What you hand back must match the records word for word, with no pictures.

#### Dataset entries
Content starts
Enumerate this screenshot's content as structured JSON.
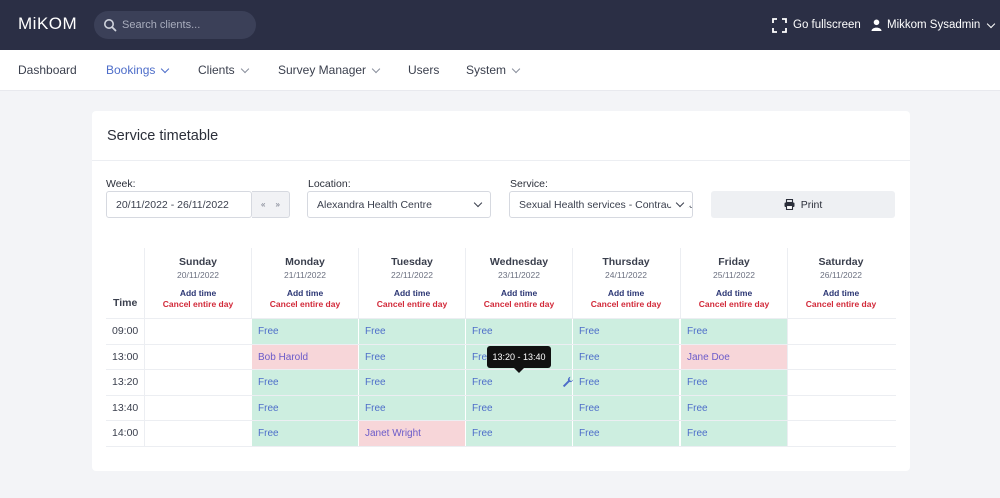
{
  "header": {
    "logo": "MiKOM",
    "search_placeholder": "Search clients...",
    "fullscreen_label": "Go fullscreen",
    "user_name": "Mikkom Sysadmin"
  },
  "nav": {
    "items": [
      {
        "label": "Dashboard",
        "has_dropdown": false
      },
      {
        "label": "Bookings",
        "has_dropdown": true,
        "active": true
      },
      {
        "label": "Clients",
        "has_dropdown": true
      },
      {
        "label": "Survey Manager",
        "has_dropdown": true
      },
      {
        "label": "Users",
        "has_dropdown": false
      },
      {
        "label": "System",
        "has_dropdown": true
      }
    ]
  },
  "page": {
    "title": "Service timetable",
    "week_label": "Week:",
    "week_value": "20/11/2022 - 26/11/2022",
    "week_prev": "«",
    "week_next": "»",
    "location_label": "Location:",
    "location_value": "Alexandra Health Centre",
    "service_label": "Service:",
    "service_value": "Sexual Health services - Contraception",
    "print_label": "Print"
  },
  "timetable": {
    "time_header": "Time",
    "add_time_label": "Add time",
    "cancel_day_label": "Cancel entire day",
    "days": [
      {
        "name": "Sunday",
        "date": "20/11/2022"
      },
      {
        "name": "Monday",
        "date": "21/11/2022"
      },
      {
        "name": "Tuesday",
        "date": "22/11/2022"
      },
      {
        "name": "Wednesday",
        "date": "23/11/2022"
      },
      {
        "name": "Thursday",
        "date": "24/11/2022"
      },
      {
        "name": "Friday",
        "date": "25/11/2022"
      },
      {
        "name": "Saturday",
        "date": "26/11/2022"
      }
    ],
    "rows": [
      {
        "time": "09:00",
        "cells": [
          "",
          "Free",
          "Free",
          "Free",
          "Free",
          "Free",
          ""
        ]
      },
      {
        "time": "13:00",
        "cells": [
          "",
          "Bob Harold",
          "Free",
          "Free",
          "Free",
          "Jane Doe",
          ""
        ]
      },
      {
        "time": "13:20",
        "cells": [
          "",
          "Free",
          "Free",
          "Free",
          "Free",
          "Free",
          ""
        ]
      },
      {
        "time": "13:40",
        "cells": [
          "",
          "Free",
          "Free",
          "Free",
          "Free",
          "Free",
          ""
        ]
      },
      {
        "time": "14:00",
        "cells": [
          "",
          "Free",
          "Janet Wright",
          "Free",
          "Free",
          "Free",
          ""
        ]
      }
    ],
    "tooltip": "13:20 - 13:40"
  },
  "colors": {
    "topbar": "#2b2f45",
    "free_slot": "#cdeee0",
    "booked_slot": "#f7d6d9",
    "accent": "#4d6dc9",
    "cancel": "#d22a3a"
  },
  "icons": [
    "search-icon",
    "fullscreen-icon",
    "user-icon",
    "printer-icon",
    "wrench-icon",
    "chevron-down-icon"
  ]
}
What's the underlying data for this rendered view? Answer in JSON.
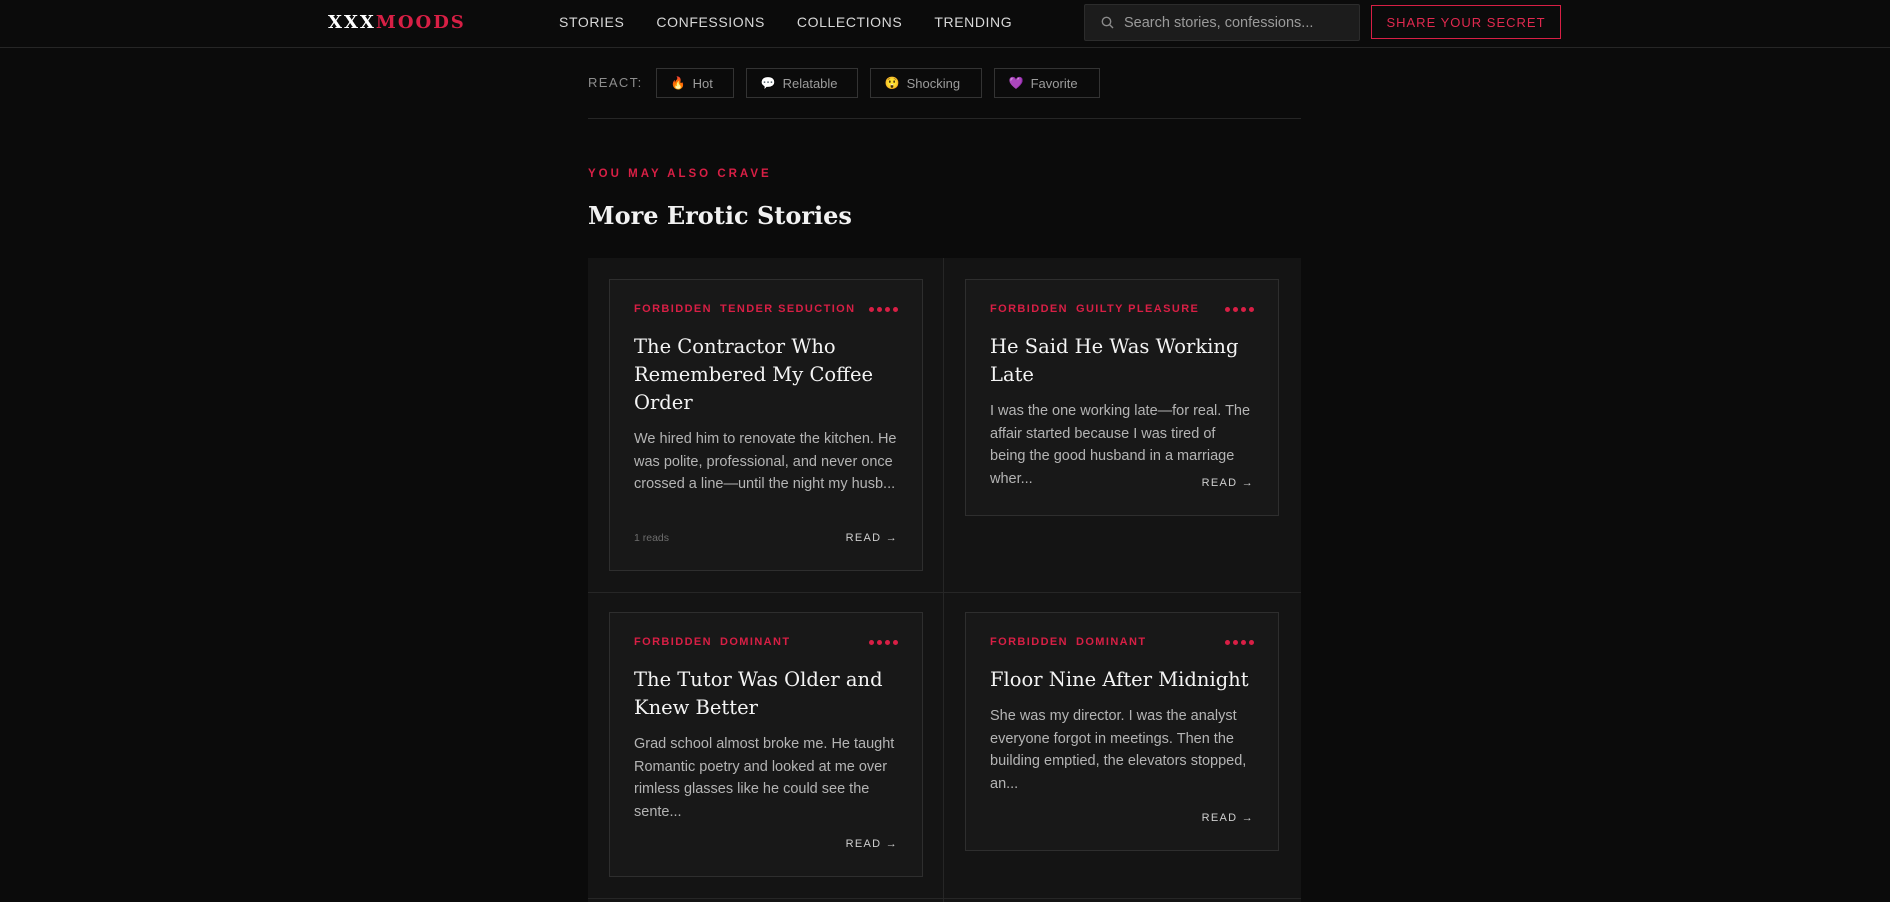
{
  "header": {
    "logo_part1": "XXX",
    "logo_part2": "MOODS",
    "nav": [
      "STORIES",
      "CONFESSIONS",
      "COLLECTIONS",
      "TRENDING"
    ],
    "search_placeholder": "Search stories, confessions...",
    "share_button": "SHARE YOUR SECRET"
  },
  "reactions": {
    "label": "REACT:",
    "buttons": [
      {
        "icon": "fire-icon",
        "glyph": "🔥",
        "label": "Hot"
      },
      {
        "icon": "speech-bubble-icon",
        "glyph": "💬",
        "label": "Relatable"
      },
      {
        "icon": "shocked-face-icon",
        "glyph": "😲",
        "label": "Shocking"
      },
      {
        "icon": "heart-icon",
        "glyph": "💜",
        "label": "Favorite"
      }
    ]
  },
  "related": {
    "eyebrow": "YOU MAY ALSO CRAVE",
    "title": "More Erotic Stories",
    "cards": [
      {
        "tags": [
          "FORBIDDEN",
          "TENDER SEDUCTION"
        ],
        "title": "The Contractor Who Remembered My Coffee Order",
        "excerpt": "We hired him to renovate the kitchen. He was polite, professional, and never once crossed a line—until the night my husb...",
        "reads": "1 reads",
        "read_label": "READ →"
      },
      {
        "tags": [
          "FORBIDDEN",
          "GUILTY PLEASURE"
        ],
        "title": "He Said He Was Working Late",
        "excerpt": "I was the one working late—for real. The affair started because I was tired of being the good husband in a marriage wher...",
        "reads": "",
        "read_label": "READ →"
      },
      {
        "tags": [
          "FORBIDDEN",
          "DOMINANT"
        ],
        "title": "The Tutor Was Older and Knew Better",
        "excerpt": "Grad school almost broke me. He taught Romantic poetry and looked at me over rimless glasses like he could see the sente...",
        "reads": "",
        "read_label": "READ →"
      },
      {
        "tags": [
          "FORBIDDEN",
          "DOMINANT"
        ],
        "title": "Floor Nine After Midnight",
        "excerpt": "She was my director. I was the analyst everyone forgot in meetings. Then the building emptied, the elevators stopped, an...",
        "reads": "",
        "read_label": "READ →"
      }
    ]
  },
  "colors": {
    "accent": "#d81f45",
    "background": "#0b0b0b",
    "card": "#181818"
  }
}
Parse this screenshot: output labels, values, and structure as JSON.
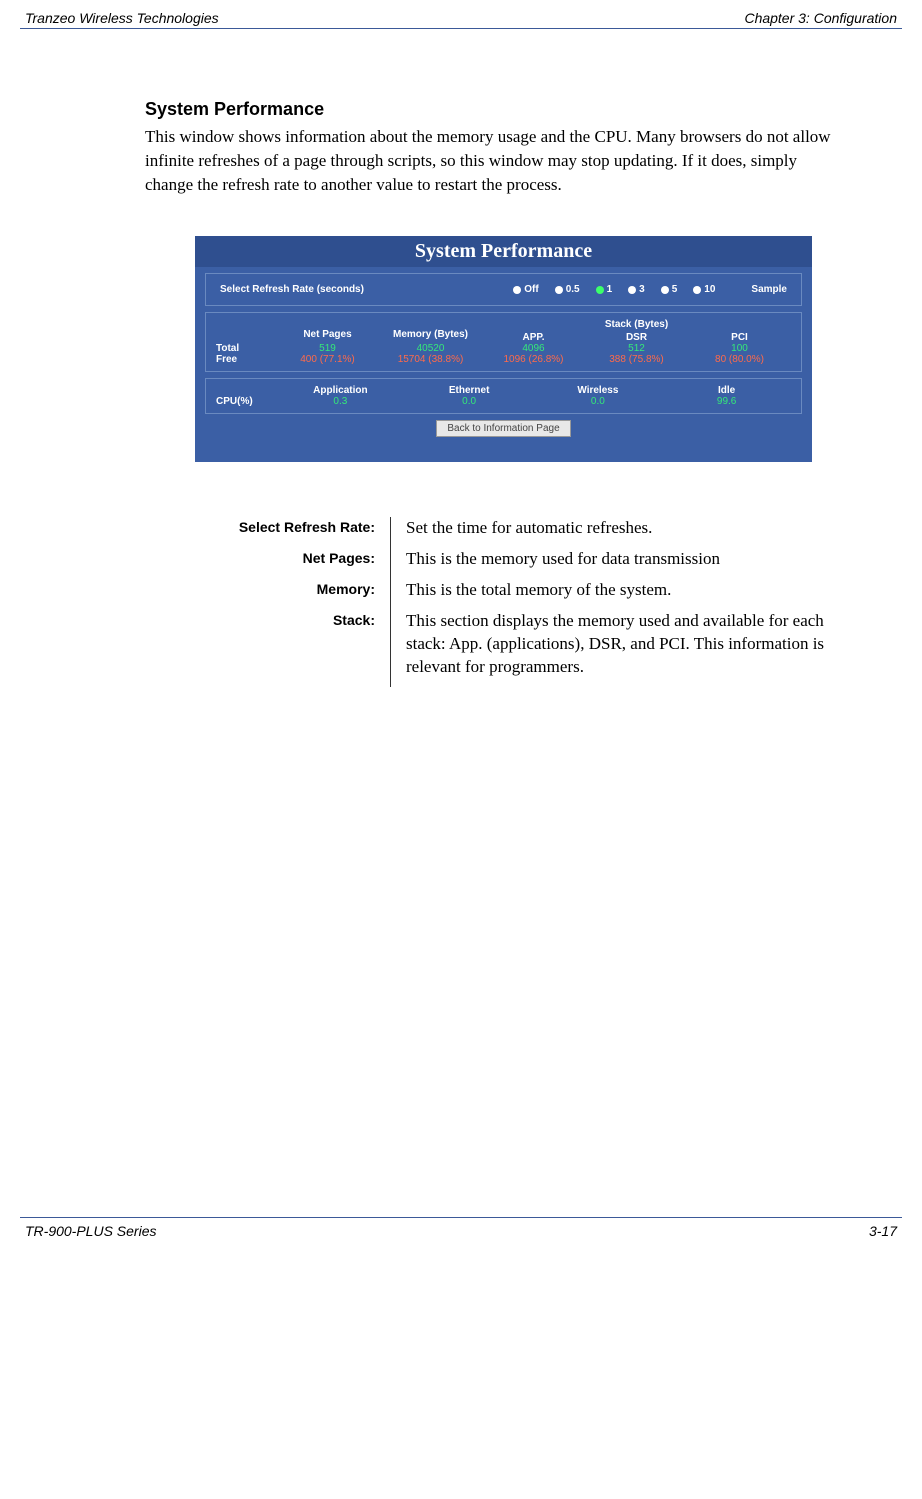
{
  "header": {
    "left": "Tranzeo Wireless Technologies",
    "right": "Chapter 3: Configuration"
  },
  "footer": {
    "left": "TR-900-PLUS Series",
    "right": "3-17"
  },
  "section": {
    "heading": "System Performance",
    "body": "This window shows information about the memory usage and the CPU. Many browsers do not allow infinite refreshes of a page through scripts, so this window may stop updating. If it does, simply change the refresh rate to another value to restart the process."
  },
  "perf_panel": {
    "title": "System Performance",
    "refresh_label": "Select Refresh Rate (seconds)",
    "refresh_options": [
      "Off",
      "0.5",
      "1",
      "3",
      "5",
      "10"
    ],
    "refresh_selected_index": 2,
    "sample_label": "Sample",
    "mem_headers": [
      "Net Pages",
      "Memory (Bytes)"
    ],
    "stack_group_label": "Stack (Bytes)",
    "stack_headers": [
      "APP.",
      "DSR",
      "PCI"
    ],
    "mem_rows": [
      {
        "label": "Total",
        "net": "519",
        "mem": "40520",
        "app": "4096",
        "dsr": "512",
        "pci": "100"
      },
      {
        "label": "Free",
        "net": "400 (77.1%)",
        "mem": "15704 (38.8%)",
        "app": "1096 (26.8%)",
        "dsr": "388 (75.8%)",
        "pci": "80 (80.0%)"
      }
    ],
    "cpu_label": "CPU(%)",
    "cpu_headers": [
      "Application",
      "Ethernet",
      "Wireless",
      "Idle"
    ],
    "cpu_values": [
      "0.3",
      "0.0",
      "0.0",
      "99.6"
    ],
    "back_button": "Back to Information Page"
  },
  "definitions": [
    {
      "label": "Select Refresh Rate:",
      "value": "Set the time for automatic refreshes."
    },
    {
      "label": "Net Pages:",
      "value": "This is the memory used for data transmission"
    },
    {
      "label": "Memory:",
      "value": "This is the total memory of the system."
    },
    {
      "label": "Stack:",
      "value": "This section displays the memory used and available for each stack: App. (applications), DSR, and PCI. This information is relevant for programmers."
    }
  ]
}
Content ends
#### Expected output
Enumerate this screenshot's content as structured JSON.
{
  "header": {
    "logo": "MiKOM",
    "search_placeholder": "Search clients...",
    "fullscreen_label": "Go fullscreen",
    "user_name": "Mikkom Sysadmin"
  },
  "nav": {
    "items": [
      {
        "label": "Dashboard",
        "has_dropdown": false
      },
      {
        "label": "Bookings",
        "has_dropdown": true,
        "active": true
      },
      {
        "label": "Clients",
        "has_dropdown": true
      },
      {
        "label": "Survey Manager",
        "has_dropdown": true
      },
      {
        "label": "Users",
        "has_dropdown": false
      },
      {
        "label": "System",
        "has_dropdown": true
      }
    ]
  },
  "page": {
    "title": "Service timetable",
    "week_label": "Week:",
    "week_value": "20/11/2022 - 26/11/2022",
    "week_prev": "«",
    "week_next": "»",
    "location_label": "Location:",
    "location_value": "Alexandra Health Centre",
    "service_label": "Service:",
    "service_value": "Sexual Health services - Contraception",
    "print_label": "Print"
  },
  "timetable": {
    "time_header": "Time",
    "add_time_label": "Add time",
    "cancel_day_label": "Cancel entire day",
    "days": [
      {
        "name": "Sunday",
        "date": "20/11/2022"
      },
      {
        "name": "Monday",
        "date": "21/11/2022"
      },
      {
        "name": "Tuesday",
        "date": "22/11/2022"
      },
      {
        "name": "Wednesday",
        "date": "23/11/2022"
      },
      {
        "name": "Thursday",
        "date": "24/11/2022"
      },
      {
        "name": "Friday",
        "date": "25/11/2022"
      },
      {
        "name": "Saturday",
        "date": "26/11/2022"
      }
    ],
    "rows": [
      {
        "time": "09:00",
        "cells": [
          "",
          "Free",
          "Free",
          "Free",
          "Free",
          "Free",
          ""
        ]
      },
      {
        "time": "13:00",
        "cells": [
          "",
          "Bob Harold",
          "Free",
          "Free",
          "Free",
          "Jane Doe",
          ""
        ]
      },
      {
        "time": "13:20",
        "cells": [
          "",
          "Free",
          "Free",
          "Free",
          "Free",
          "Free",
          ""
        ]
      },
      {
        "time": "13:40",
        "cells": [
          "",
          "Free",
          "Free",
          "Free",
          "Free",
          "Free",
          ""
        ]
      },
      {
        "time": "14:00",
        "cells": [
          "",
          "Free",
          "Janet Wright",
          "Free",
          "Free",
          "Free",
          ""
        ]
      }
    ],
    "tooltip": "13:20 - 13:40"
  },
  "colors": {
    "topbar": "#2b2f45",
    "free_slot": "#cdeee0",
    "booked_slot": "#f7d6d9",
    "accent": "#4d6dc9",
    "cancel": "#d22a3a"
  },
  "icons": [
    "search-icon",
    "fullscreen-icon",
    "user-icon",
    "printer-icon",
    "wrench-icon",
    "chevron-down-icon"
  ]
}
What's the underlying data for this rendered view? Answer in JSON.
{
  "header": {
    "logo_part1": "XXX",
    "logo_part2": "MOODS",
    "nav": [
      "STORIES",
      "CONFESSIONS",
      "COLLECTIONS",
      "TRENDING"
    ],
    "search_placeholder": "Search stories, confessions...",
    "share_button": "SHARE YOUR SECRET"
  },
  "reactions": {
    "label": "REACT:",
    "buttons": [
      {
        "icon": "fire-icon",
        "glyph": "🔥",
        "label": "Hot"
      },
      {
        "icon": "speech-bubble-icon",
        "glyph": "💬",
        "label": "Relatable"
      },
      {
        "icon": "shocked-face-icon",
        "glyph": "😲",
        "label": "Shocking"
      },
      {
        "icon": "heart-icon",
        "glyph": "💜",
        "label": "Favorite"
      }
    ]
  },
  "related": {
    "eyebrow": "YOU MAY ALSO CRAVE",
    "title": "More Erotic Stories",
    "cards": [
      {
        "tags": [
          "FORBIDDEN",
          "TENDER SEDUCTION"
        ],
        "title": "The Contractor Who Remembered My Coffee Order",
        "excerpt": "We hired him to renovate the kitchen. He was polite, professional, and never once crossed a line—until the night my husb...",
        "reads": "1 reads",
        "read_label": "READ →"
      },
      {
        "tags": [
          "FORBIDDEN",
          "GUILTY PLEASURE"
        ],
        "title": "He Said He Was Working Late",
        "excerpt": "I was the one working late—for real. The affair started because I was tired of being the good husband in a marriage wher...",
        "reads": "",
        "read_label": "READ →"
      },
      {
        "tags": [
          "FORBIDDEN",
          "DOMINANT"
        ],
        "title": "The Tutor Was Older and Knew Better",
        "excerpt": "Grad school almost broke me. He taught Romantic poetry and looked at me over rimless glasses like he could see the sente...",
        "reads": "",
        "read_label": "READ →"
      },
      {
        "tags": [
          "FORBIDDEN",
          "DOMINANT"
        ],
        "title": "Floor Nine After Midnight",
        "excerpt": "She was my director. I was the analyst everyone forgot in meetings. Then the building emptied, the elevators stopped, an...",
        "reads": "",
        "read_label": "READ →"
      }
    ]
  },
  "colors": {
    "accent": "#d81f45",
    "background": "#0b0b0b",
    "card": "#181818"
  }
}
Parse this screenshot: output labels, values, and structure as JSON.
{
  "header": {
    "left": "Tranzeo Wireless Technologies",
    "right": "Chapter 3: Configuration"
  },
  "footer": {
    "left": "TR-900-PLUS Series",
    "right": "3-17"
  },
  "section": {
    "heading": "System Performance",
    "body": "This window shows information about the memory usage and the CPU. Many browsers do not allow infinite refreshes of a page through scripts, so this window may stop updating. If it does, simply change the refresh rate to another value to restart the process."
  },
  "perf_panel": {
    "title": "System Performance",
    "refresh_label": "Select Refresh Rate (seconds)",
    "refresh_options": [
      "Off",
      "0.5",
      "1",
      "3",
      "5",
      "10"
    ],
    "refresh_selected_index": 2,
    "sample_label": "Sample",
    "mem_headers": [
      "Net Pages",
      "Memory (Bytes)"
    ],
    "stack_group_label": "Stack (Bytes)",
    "stack_headers": [
      "APP.",
      "DSR",
      "PCI"
    ],
    "mem_rows": [
      {
        "label": "Total",
        "net": "519",
        "mem": "40520",
        "app": "4096",
        "dsr": "512",
        "pci": "100"
      },
      {
        "label": "Free",
        "net": "400 (77.1%)",
        "mem": "15704 (38.8%)",
        "app": "1096 (26.8%)",
        "dsr": "388 (75.8%)",
        "pci": "80 (80.0%)"
      }
    ],
    "cpu_label": "CPU(%)",
    "cpu_headers": [
      "Application",
      "Ethernet",
      "Wireless",
      "Idle"
    ],
    "cpu_values": [
      "0.3",
      "0.0",
      "0.0",
      "99.6"
    ],
    "back_button": "Back to Information Page"
  },
  "definitions": [
    {
      "label": "Select Refresh Rate:",
      "value": "Set the time for automatic refreshes."
    },
    {
      "label": "Net Pages:",
      "value": "This is the memory used for data transmission"
    },
    {
      "label": "Memory:",
      "value": "This is the total memory of the system."
    },
    {
      "label": "Stack:",
      "value": "This section displays the memory used and available for each stack: App. (applications), DSR, and PCI. This information is relevant for programmers."
    }
  ]
}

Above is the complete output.